8. Fresh herbs!! They can be a pain to get sometimes and yes they cost more, but they are worth it! Last year, I started a garden and I can’t begin to estimate how much money I have saved in herbs alone. They are very easy to grow, even in pots – worth it! And when I need a tablespoon of parsley, I just clip and chop. And speaking of parsley….Italian flat-leaf parsley. Always. The curly stuff – never.
9. I’ve found that reduced fat sour cream (not fat free, that stuff’s gross), and light mayonnaise (I prefer Hellman’s Canola) work just as well in most recipes.
10. Old Bay Seasoning is awesome.
My Top 10 Cooking “Don’ts”
1. Squooshing burgers on the grill. Gentlemen, for the love of God please stop this!! Why would anyone want to squeeeeze the juice out of their burgers?! This is insane! Just put the burger on the grill and leave it! It will speak to you when it’s ready – “flip me, flip me”. But until then, leave the flipping thing alone.
2. Not salting the pasta water. I ignored this one for years, and then I discovered that all those Food TV folks always saying “salt your water, it’s the only chance you get to season your pasta” were right after all. Now I religiously salt – kosher salt only, and a whole handful of it. You want that water salty!
3. Mixing bacon into things. Alright, this one is not absolute – I’m talking specifically about recipes like mashed potatoes and deviled eggs where the bacon ends up soft and chewy. This is not yummy. It is light-years better to sprinkle the bacon on top so it stays crispy – or, like in my deviled eggs, just stick a chunk of bacon right on top. Be bold with bacon! Just don’t mix it in 🙂

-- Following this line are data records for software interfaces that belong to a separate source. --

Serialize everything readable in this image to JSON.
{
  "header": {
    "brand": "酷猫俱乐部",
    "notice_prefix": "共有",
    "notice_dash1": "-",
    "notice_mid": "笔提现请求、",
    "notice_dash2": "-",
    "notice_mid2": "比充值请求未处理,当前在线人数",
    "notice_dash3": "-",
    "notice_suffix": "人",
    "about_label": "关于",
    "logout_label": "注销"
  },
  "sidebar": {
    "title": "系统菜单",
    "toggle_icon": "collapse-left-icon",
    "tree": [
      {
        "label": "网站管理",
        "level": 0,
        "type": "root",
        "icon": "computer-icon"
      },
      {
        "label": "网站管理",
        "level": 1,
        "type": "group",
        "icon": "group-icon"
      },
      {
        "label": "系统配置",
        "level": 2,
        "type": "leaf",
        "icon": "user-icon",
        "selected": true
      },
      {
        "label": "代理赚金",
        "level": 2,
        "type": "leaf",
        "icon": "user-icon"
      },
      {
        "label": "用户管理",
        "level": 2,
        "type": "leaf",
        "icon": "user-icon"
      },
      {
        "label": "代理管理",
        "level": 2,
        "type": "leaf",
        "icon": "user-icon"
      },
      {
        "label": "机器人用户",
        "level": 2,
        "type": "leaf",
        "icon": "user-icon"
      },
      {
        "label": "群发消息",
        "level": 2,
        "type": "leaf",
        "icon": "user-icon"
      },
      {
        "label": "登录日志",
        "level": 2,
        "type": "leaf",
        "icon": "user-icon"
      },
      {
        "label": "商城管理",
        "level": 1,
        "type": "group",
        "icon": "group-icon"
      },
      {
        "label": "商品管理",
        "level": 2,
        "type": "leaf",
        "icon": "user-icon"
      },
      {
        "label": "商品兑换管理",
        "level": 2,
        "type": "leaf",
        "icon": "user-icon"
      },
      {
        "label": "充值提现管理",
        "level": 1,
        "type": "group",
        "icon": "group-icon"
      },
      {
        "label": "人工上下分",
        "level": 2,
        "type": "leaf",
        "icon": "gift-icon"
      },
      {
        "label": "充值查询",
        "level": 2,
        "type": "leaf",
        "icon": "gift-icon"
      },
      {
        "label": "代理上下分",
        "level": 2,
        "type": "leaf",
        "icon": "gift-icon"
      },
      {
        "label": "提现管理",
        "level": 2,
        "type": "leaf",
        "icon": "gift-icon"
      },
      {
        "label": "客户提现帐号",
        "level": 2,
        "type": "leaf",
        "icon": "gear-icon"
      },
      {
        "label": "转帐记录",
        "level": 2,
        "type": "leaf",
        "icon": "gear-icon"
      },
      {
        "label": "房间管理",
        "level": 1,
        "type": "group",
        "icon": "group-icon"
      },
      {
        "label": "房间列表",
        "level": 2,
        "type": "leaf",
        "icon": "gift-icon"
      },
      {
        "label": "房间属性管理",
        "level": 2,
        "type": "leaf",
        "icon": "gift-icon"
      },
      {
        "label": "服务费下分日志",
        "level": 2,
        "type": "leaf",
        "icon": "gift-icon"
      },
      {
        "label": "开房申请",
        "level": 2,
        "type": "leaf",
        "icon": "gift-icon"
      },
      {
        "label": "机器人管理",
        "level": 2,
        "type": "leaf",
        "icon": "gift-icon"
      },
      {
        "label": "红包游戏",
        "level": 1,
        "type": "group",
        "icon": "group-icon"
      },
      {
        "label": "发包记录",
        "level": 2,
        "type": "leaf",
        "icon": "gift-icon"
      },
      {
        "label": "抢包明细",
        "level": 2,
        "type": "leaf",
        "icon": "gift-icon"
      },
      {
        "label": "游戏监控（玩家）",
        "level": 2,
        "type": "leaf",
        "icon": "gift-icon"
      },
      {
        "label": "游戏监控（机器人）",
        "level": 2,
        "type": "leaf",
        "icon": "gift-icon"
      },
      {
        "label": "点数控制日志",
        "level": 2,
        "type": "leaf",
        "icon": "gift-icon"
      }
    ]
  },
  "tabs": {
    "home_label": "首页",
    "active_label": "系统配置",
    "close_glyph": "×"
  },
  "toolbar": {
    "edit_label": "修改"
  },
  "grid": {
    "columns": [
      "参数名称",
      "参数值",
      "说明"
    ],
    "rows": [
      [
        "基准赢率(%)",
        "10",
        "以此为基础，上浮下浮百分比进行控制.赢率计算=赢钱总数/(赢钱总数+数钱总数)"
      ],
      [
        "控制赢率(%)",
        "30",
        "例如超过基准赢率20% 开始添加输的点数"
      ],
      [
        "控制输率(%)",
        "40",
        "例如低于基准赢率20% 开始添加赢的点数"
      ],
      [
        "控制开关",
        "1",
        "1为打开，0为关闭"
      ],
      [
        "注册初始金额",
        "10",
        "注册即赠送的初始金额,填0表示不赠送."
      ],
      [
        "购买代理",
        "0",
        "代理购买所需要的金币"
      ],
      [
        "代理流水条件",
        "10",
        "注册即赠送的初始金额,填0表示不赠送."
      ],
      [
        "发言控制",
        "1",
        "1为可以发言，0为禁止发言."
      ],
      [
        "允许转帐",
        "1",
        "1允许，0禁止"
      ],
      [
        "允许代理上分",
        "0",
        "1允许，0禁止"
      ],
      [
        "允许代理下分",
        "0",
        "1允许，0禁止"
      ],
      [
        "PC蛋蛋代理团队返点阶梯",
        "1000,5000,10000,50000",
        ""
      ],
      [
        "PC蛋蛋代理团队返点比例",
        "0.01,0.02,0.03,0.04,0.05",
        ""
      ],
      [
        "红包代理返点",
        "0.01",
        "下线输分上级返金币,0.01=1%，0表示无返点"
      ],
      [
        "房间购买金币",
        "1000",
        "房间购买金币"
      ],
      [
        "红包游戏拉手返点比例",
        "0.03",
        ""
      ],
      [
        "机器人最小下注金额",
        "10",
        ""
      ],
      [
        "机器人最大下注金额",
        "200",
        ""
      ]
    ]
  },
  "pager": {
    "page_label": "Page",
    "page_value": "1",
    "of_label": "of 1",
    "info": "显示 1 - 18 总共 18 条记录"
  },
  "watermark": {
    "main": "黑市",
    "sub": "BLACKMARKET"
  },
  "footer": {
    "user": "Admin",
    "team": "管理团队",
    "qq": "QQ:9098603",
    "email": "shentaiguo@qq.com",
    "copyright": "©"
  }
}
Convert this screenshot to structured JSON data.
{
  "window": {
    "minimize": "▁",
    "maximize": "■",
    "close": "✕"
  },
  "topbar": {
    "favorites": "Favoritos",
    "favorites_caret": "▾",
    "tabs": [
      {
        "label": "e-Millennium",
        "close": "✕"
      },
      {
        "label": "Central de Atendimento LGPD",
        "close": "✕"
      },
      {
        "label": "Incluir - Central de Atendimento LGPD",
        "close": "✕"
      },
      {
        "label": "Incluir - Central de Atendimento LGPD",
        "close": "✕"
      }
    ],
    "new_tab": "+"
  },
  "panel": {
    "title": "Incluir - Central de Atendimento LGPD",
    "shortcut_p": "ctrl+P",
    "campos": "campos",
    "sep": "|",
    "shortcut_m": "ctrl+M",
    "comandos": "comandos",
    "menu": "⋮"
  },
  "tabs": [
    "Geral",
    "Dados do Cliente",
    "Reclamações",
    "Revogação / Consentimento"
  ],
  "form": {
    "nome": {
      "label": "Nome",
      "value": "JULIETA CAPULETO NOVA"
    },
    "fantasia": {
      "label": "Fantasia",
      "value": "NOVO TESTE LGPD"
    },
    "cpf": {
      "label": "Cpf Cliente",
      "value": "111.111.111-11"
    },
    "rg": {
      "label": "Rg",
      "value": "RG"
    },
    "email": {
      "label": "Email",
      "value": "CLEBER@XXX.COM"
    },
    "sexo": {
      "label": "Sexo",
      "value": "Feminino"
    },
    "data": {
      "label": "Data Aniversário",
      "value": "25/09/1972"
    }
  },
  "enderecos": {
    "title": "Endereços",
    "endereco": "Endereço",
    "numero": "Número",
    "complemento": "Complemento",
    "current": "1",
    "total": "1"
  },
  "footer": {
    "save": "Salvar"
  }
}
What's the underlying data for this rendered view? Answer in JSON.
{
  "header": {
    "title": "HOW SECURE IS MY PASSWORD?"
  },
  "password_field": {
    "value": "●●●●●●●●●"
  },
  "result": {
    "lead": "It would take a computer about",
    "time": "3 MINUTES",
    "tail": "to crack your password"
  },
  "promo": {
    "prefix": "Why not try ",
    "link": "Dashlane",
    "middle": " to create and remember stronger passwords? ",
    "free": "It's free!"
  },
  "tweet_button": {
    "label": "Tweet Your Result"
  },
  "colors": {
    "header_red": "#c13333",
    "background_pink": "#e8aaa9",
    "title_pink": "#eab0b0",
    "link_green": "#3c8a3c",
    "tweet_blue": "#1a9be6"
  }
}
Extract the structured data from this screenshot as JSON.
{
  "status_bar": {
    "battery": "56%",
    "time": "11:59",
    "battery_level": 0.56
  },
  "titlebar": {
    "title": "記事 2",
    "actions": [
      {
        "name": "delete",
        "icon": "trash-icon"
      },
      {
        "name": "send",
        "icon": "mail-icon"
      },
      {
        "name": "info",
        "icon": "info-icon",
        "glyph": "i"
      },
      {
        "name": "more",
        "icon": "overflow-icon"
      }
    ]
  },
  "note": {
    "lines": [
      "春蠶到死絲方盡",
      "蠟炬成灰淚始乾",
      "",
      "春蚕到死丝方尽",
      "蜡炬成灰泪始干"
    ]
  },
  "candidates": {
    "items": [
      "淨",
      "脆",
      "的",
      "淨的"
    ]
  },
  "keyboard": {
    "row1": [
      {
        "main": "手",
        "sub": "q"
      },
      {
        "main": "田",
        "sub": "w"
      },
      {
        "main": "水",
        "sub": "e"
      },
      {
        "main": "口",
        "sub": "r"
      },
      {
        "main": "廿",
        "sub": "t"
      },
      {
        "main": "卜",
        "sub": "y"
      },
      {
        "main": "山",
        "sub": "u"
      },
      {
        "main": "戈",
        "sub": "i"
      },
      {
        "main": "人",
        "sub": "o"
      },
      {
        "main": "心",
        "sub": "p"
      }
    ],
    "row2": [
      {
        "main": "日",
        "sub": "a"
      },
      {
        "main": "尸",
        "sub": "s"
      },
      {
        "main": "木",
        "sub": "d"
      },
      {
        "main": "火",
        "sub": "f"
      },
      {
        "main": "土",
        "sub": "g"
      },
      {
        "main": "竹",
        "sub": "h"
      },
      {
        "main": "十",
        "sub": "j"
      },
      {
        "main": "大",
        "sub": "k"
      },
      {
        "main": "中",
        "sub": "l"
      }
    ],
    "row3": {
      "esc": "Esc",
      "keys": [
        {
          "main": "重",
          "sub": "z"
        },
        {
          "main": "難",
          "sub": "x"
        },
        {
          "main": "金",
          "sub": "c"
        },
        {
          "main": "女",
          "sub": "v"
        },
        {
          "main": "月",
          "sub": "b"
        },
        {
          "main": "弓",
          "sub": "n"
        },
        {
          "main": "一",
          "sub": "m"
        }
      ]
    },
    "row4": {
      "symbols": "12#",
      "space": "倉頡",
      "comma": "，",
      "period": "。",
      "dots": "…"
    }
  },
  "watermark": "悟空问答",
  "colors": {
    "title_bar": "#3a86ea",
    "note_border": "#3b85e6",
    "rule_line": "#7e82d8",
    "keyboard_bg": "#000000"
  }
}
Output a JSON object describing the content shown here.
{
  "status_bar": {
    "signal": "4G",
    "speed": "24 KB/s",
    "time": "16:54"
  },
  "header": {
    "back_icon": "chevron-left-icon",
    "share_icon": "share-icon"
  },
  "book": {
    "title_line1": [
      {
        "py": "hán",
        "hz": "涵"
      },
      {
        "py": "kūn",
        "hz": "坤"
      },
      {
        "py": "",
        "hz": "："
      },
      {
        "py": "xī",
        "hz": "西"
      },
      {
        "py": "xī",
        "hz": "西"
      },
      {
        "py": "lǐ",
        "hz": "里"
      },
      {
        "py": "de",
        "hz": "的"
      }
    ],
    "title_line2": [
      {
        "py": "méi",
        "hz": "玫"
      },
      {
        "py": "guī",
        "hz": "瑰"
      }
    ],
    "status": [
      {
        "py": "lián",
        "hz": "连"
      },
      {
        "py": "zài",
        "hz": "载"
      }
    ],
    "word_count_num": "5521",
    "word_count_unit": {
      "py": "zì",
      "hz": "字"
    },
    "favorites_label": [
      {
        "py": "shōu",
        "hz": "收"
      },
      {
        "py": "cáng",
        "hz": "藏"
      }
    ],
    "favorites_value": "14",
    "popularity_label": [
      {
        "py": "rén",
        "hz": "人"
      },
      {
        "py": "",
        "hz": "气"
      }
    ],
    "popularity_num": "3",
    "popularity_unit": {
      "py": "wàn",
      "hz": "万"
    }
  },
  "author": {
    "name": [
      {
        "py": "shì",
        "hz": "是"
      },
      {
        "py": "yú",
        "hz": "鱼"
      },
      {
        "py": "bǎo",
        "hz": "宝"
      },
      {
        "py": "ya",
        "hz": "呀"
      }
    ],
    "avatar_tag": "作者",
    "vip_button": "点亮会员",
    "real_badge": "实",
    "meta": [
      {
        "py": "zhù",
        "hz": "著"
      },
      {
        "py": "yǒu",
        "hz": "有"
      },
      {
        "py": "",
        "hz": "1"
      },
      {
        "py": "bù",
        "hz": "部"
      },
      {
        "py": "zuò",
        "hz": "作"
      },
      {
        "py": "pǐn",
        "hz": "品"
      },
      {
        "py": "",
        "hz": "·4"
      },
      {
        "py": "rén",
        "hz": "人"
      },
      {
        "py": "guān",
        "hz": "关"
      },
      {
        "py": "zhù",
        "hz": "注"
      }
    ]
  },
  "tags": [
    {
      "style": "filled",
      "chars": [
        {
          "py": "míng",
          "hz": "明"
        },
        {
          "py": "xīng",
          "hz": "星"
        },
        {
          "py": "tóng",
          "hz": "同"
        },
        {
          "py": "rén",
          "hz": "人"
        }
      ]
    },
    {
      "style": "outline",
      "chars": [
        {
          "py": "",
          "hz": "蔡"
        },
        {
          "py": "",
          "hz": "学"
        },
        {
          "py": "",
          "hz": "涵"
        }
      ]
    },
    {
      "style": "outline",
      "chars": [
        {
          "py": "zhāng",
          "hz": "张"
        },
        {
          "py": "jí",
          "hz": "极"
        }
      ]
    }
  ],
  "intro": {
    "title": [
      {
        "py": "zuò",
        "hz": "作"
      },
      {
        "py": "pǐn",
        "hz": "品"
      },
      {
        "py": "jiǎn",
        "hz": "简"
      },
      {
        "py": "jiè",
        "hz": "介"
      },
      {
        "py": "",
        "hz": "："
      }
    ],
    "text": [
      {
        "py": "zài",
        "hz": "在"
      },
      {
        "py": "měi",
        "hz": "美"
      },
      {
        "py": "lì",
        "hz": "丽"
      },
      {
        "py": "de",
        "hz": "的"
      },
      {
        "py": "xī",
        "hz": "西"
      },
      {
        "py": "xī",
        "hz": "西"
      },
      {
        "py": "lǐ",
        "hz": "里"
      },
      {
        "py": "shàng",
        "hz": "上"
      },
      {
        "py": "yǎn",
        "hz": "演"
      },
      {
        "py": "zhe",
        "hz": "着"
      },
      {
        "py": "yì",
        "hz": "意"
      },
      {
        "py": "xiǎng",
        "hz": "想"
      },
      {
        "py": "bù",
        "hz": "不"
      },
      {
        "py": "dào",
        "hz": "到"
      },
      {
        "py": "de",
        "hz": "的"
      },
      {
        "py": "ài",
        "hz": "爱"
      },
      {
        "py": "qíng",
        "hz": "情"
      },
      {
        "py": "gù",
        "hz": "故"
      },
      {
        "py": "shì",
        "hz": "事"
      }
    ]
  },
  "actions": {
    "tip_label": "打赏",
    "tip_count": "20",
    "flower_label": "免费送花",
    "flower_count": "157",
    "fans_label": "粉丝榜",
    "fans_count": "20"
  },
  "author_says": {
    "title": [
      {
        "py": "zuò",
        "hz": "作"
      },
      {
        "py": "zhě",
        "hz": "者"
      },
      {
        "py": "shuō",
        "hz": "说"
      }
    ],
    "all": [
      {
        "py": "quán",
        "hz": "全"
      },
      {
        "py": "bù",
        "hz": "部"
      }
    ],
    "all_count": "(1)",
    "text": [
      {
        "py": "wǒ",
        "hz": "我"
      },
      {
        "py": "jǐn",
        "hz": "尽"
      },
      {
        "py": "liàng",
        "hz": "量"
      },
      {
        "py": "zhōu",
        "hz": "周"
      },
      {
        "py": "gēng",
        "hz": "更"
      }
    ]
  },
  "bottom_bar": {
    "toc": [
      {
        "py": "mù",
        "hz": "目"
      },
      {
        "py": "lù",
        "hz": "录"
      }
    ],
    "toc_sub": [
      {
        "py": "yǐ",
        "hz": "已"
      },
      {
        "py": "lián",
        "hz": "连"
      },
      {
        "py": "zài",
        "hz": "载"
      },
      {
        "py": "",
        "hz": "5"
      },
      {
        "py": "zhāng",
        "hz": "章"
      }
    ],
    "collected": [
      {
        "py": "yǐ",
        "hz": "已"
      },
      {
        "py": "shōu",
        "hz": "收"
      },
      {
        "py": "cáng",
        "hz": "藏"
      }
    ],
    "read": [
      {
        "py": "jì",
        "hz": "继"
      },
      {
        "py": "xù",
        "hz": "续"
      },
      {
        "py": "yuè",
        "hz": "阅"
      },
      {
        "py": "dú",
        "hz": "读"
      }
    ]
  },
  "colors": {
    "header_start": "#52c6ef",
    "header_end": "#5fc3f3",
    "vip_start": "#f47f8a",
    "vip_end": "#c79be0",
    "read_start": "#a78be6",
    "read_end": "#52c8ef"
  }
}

4. Don’t cook with table salt – this is a duplication of my Cooking “Do” #3 Kosher Salt. Because it’s that important.
5. Don’t cook with grated Kraft sawdust – this is a duplication of my Cooking “Do” #2 Real Parmigiano-Reggiano Cheese. Because this is also that important.
6. Don’t cook the crap out of your meat! So many people tell me they overcook chicken and pork because they’re afraid of the germs. Chicken – yes, I get that. So use a meat thermometer. But nowadays, pork is much safer. Trust me, I’m a microbiologist. Also, I’m all about brining my pork and poultry. This makes the meat much juicier and I find it helps make it a little more forgiving against overcooking.
7. Don’t cut into your meat to see if it’s done. One trick I learned is to poke at meat to check for doneness rather than cut it open (when all the juices will drain right out if it hasn’t rested). Touch the tip of your thumb to the tip of your index finger. Then with your other hand, poke the padding of your palm. That’s what rare feels like. Now touch your thumb to the tip of your middle finger. Poke your palm padding again. That’s medium. Thumb and ring finger – that’s well done. Otherwise, use a meat thermometer.
8. Don’t rinse mushrooms. They are little sponges, and they will soak that water up and turn slimy. Just use a damp towel and quickly brush them clean.
9. If you are sautéing veggies and want them to brown, do not add salt. If you are sautéing veggies and want them to soften, add salt.
10. Don’t be afraid to DREAM BIG! Just do it! Volunteer to cook the holiday dinner. Make a recipe you’ve never made before and bring it to a pot-luck. Use your friends as guinea pigs. Try a recipe with lots of steps or lots of ingredients. You will be AMAZED at what you can do!